“The White Knight [in Crawley]… is a common type done extremely well, not so much in its architecture as in its atmosphere, which seems to hit off exactly the balance of friendliness and circumstance which a New Town pub needs. If there was less fretting over architecture and more over atmosphere our towns would be better places.”
From Modern Buildings in London, London Transport, 1964
Thesis: any settlement — a village, estate or neighbourhood — needs, at the very least, two pubs.
We’re deep into reading and research about the design and distribution of pubs in the mid-Twentieth Century — how did the authorities and breweries decide how many to put, where, if they bothered at all? (See here for some context.) Reading about estates with no pubs at all, or with one lost amid a domino rally of tower blocks, has got us thinking about how many pubs is enough.
Years ago, on a visit to North Wales, we were told a joke about why every town needs two churches: ‘There’s the one I go to, and the one I don’t.’
We reckon that same logic applies to pubs.
Idealists might say one pub, where everyone goes and gets along, laughing merrily as they debate the issues of the day, is fine. But, in practice, people fall out, get divorced, come to blows over the organisation of the Maypole committee, and so on, at which point they need another pub to strop off to.
People need to feel they have a choice — the opportunity to exercise personal preference (sometimes, that might even be about beer) and to choose their company.
Perhaps there’s another requirement implicit in that: the two pubs need to be different — not a strong point of pub building and management in the 1950s and 60s.

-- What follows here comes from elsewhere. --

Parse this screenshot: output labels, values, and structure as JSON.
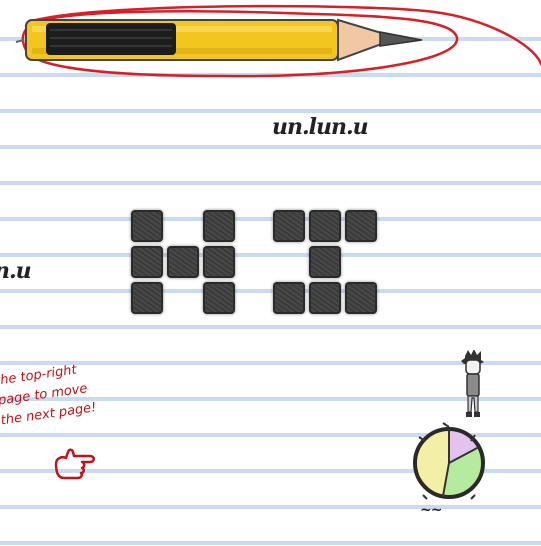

We’ve been reading Victorian Pubs by Mark Girouard (1975; rev. 1984) which pointed us toward J.C. Loudon’s Encyclopaedia of Cottage, Farm and Villa Architecture and Furniture published in 1846. This being the 21st century, it’s available in full online via Archive.org, and has about 50 pages on inns and pubs (pp.675-726).

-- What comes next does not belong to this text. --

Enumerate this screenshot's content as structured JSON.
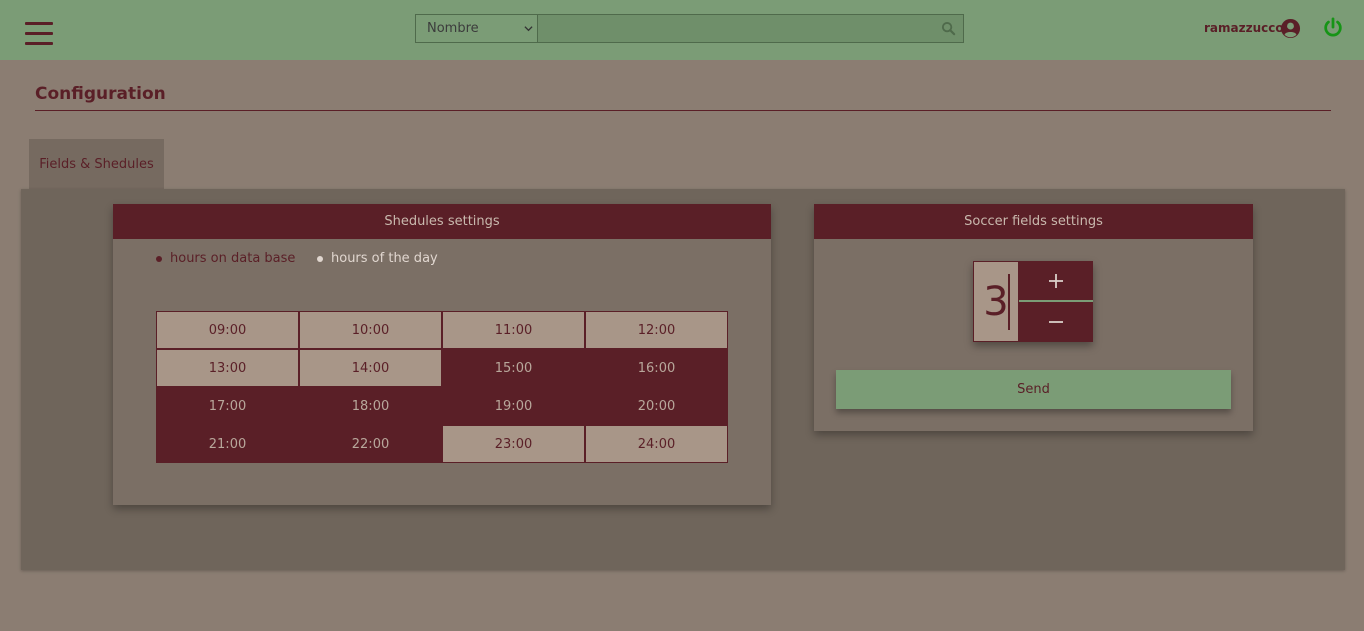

These designs are ideal templates rather than referring to specific pubs — has anyone ever seen an Italianate or Swiss-style inn in the wild? (Serious question.)
As ‘new towns’ and Corbusier-inspired estates were built in the rubble and green field of post-War Britain, pubs were a focus of debate.

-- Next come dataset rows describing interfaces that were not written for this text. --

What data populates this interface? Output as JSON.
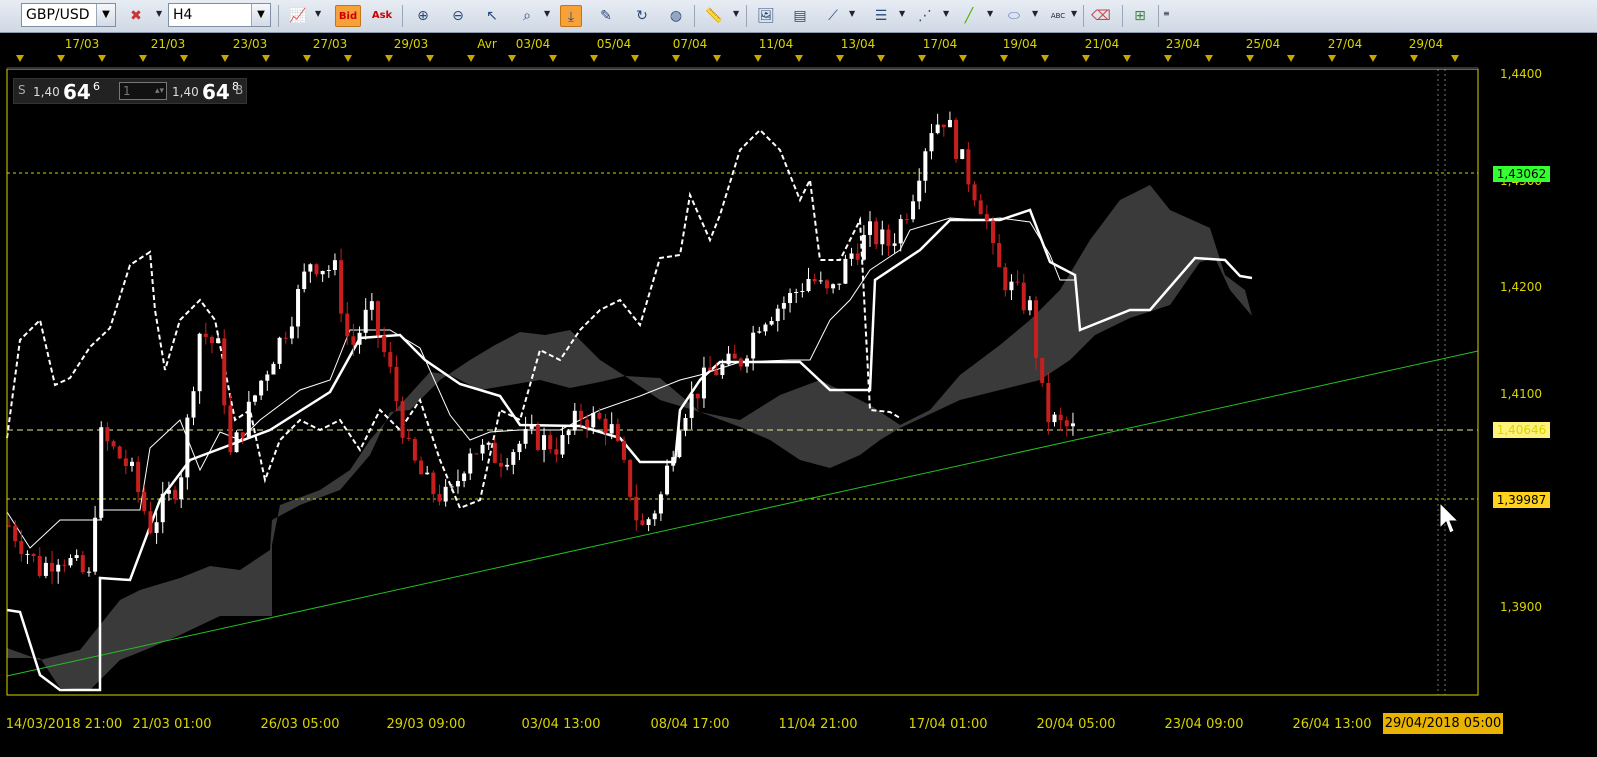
{
  "toolbar": {
    "symbol": "GBP/USD",
    "timeframe": "H4",
    "bid_label": "Bid",
    "ask_label": "Ask",
    "text_tool_label": "ABC"
  },
  "quote": {
    "sell_label": "S",
    "sell_prefix": "1,40",
    "sell_big": "64",
    "sell_sup": "6",
    "lot_value": "1",
    "buy_prefix": "1,40",
    "buy_big": "64",
    "buy_sup": "8",
    "buy_label": "B"
  },
  "top_dates": [
    "17/03",
    "21/03",
    "23/03",
    "27/03",
    "29/03",
    "Avr",
    "03/04",
    "05/04",
    "07/04",
    "11/04",
    "13/04",
    "17/04",
    "19/04",
    "21/04",
    "23/04",
    "25/04",
    "27/04",
    "29/04"
  ],
  "bottom_dates": [
    "14/03/2018 21:00",
    "21/03 01:00",
    "26/03 05:00",
    "29/03 09:00",
    "03/04 13:00",
    "08/04 17:00",
    "11/04 21:00",
    "17/04 01:00",
    "20/04 05:00",
    "23/04 09:00",
    "26/04 13:00"
  ],
  "bottom_highlight": "29/04/2018 05:00",
  "price_axis": [
    "1,4400",
    "1,4300",
    "1,4200",
    "1,4100",
    "1,4000",
    "1,3900"
  ],
  "price_levels": {
    "upper": "1,43062",
    "current": "1,40646",
    "lower": "1,39987"
  },
  "colors": {
    "axis_text": "#d9d400",
    "frame": "#d9d400",
    "bull_candle": "#ffffff",
    "bear_candle": "#c81e1e",
    "cloud": "#3a3a3a",
    "trendline": "#22c022",
    "upper_badge": "#33ff33",
    "current_badge": "#fff27a",
    "lower_badge": "#ffd21f"
  }
}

At least that’s what preliminary research for one of several embryonic projects we have on the go suggests, though we’ve a lot more reading and pondering to do. In the meantime, here are a few nuggets we’ve stumbled across which start to hint at what else might be out there for us to find.
The argument seems to have been between, on the one hand, those who thought pubs were essential components of working class communities; and, on the other, those who saw pubs as part of slum culture, and so regarded this as an opportunity to sweep away a ‘social evil’ that was holding back progress.
Now, we’re not sure if the world needs beer architects, or if the term is one we’d like to see stick, but it’s an interesting way of framing the discussion.
Until fairly recently, there were no architects — only builders, and, later, master builders. Then came people like Christopher Wren — intelligent to the point of genius, and bred to practice good taste at a pitch most humans can’t detect — who made a living conceiving of buildings or estates; sketching them; modelling them… and then contracting someone else to get their hands dirty in the construction.